* DATA FOR ANALYSIS:
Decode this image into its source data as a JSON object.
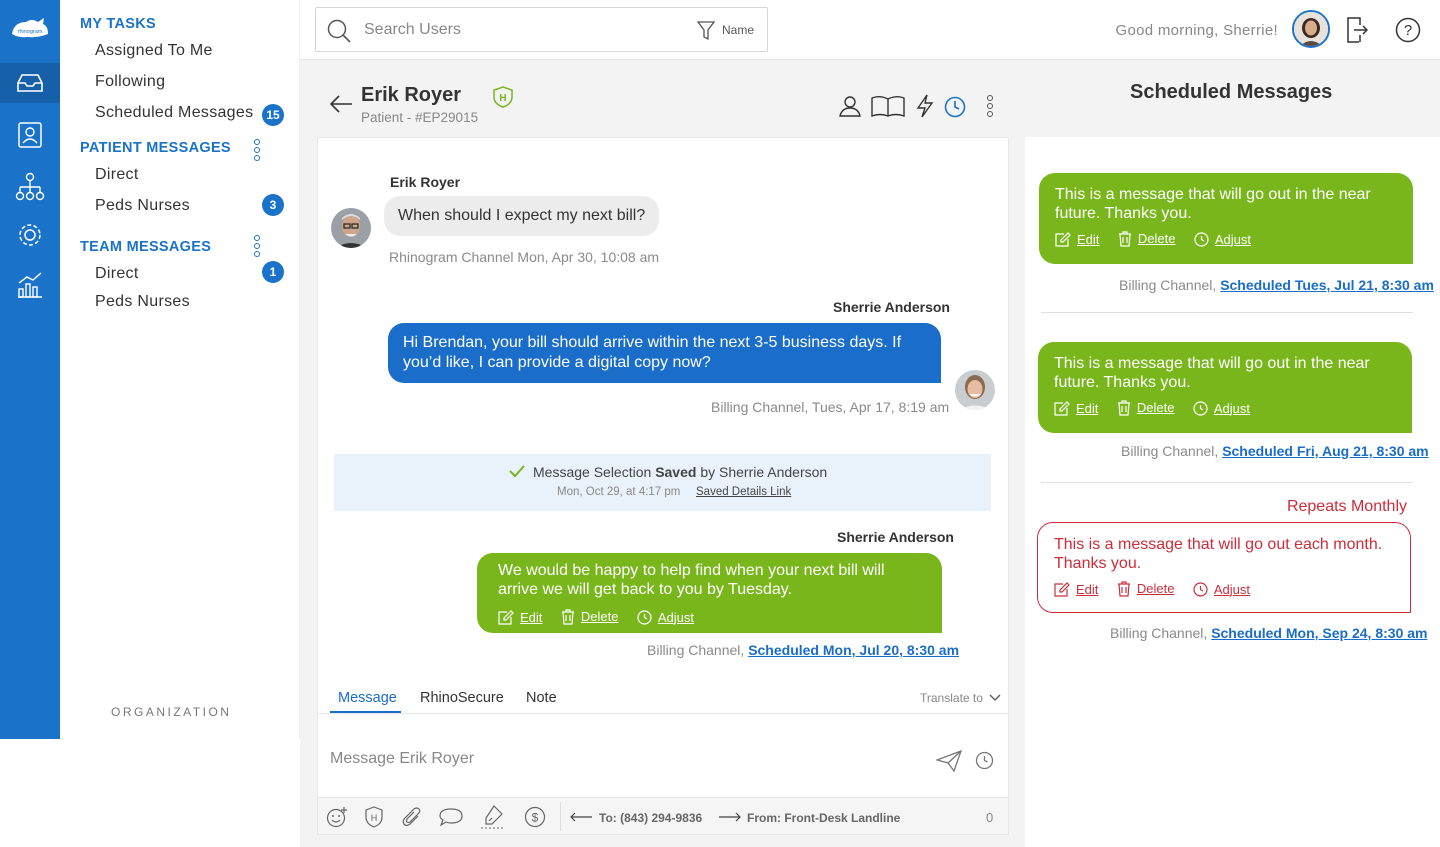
{
  "app": {
    "logo_text": "rhinogram"
  },
  "rail": {
    "icons": [
      "inbox-icon",
      "contacts-icon",
      "org-chart-icon",
      "settings-icon",
      "analytics-icon"
    ]
  },
  "menu": {
    "my_tasks": "MY TASKS",
    "assigned": "Assigned To Me",
    "following": "Following",
    "scheduled": "Scheduled Messages",
    "scheduled_count": "15",
    "patient_messages": "PATIENT MESSAGES",
    "pm_direct": "Direct",
    "pm_peds": "Peds Nurses",
    "pm_peds_count": "3",
    "team_messages": "TEAM MESSAGES",
    "tm_direct": "Direct",
    "tm_direct_count": "1",
    "tm_peds": "Peds Nurses",
    "organization": "ORGANIZATION"
  },
  "topbar": {
    "search_placeholder": "Search Users",
    "filter_label": "Name",
    "greeting": "Good morning, Sherrie!"
  },
  "convo": {
    "name": "Erik Royer",
    "subtitle": "Patient - #EP29015",
    "messages": [
      {
        "sender": "Erik Royer",
        "text": "When should I expect my next bill?",
        "meta": "Rhinogram Channel Mon, Apr 30, 10:08 am"
      },
      {
        "sender": "Sherrie Anderson",
        "text": "Hi Brendan, your bill should arrive within the next 3-5 business days. If you’d like, I can provide a digital copy now?",
        "meta": "Billing Channel, Tues, Apr 17, 8:19 am"
      },
      {
        "sender": "Sherrie Anderson",
        "text": "We would be happy to help find when your next bill will arrive we will get back to you by Tuesday.",
        "meta_prefix": "Billing Channel,",
        "meta_link": "Scheduled Mon, Jul 20, 8:30 am"
      }
    ],
    "event": {
      "text_prefix": "Message Selection",
      "text_bold": "Saved",
      "text_suffix": "by Sherrie Anderson",
      "time": "Mon, Oct 29, at 4:17 pm",
      "link": "Saved Details Link"
    },
    "actions": {
      "edit": "Edit",
      "delete": "Delete",
      "adjust": "Adjust"
    },
    "tabs": [
      "Message",
      "RhinoSecure",
      "Note"
    ],
    "translate": "Translate to",
    "compose_placeholder": "Message Erik Royer",
    "to": "To: (843) 294-9836",
    "from": "From: Front-Desk Landline",
    "char_count": "0"
  },
  "scheduled": {
    "title": "Scheduled Messages",
    "items": [
      {
        "text": "This is a message that will go out in the near future. Thanks you.",
        "meta_prefix": "Billing Channel,",
        "meta_link": "Scheduled Tues, Jul 21, 8:30 am"
      },
      {
        "text": "This is a message that will go out in the near future. Thanks you.",
        "meta_prefix": "Billing Channel,",
        "meta_link": "Scheduled Fri, Aug 21, 8:30 am"
      },
      {
        "repeat": "Repeats Monthly",
        "text": "This is a message that will go out each month. Thanks you.",
        "meta_prefix": "Billing Channel,",
        "meta_link": "Scheduled Mon, Sep 24, 8:30 am"
      }
    ]
  },
  "colors": {
    "brand_blue": "#1a73c8",
    "green": "#78b61c",
    "red": "#cc2d3a"
  }
}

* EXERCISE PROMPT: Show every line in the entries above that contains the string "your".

* SOLUTION:
        "text": "Hi Brendan, your bill should arrive within the next 3-5 business days. If you’d like, I can provide a digital copy now?",
        "text": "We would be happy to help find when your next bill will arrive we will get back to you by Tuesday.",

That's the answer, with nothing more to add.